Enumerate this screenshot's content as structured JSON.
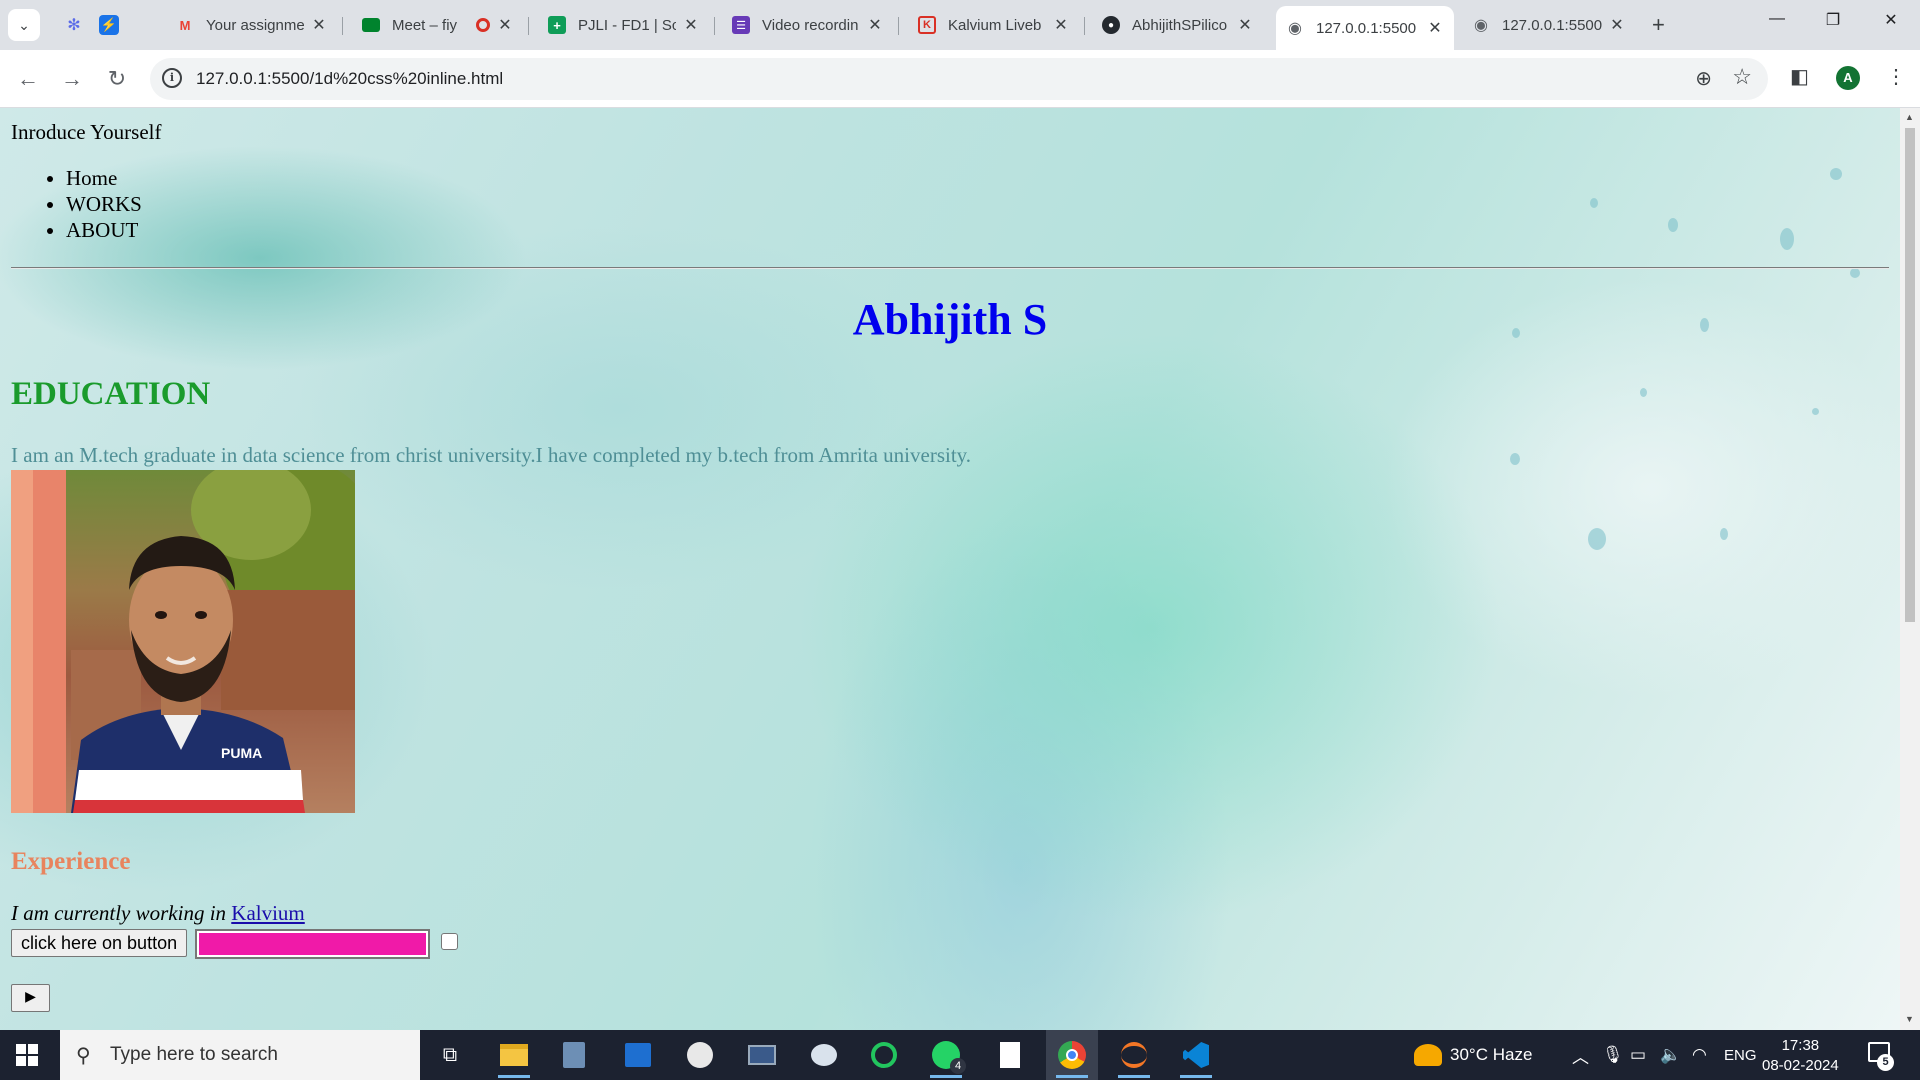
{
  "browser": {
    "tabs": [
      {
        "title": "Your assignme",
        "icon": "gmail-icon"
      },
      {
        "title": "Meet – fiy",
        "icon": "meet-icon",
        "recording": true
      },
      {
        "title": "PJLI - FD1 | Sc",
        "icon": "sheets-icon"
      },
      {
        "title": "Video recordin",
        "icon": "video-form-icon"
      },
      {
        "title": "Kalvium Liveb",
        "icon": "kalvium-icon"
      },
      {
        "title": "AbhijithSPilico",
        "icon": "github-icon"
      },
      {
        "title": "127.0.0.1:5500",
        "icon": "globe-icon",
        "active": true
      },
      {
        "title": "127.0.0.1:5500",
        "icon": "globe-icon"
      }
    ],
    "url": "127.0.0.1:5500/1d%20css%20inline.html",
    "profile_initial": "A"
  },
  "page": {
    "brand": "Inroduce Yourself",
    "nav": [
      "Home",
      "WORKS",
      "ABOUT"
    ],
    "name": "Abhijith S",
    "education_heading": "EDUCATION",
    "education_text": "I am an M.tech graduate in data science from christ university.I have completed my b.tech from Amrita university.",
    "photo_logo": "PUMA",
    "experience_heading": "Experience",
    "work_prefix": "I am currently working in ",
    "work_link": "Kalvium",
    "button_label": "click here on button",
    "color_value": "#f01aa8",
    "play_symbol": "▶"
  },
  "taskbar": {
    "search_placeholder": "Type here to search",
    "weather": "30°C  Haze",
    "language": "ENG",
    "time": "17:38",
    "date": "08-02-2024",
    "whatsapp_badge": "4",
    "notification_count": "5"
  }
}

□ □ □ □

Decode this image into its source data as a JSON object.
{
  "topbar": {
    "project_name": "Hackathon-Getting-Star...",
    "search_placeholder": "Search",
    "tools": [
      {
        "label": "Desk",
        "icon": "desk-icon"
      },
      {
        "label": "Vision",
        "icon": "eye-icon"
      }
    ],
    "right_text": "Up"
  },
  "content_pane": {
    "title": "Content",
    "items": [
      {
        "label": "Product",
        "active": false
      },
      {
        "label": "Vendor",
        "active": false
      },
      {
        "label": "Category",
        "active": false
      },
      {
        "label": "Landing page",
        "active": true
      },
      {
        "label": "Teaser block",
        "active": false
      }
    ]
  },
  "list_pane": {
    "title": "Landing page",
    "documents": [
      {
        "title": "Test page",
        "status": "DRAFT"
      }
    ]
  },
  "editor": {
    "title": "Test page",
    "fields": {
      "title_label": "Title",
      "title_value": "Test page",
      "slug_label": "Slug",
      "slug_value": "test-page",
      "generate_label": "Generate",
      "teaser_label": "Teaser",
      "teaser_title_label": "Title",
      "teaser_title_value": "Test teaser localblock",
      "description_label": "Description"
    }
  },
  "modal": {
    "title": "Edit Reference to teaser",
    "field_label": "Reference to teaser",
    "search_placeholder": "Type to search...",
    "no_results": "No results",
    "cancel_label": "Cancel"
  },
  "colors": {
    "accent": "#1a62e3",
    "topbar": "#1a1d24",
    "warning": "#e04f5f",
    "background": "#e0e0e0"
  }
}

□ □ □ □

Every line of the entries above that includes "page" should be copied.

▸ **Solution below**
  "page": {
        "label": "Landing page",
    "title": "Landing page",
        "title": "Test page",
    "title": "Test page",
      "title_value": "Test page",
      "slug_value": "test-page",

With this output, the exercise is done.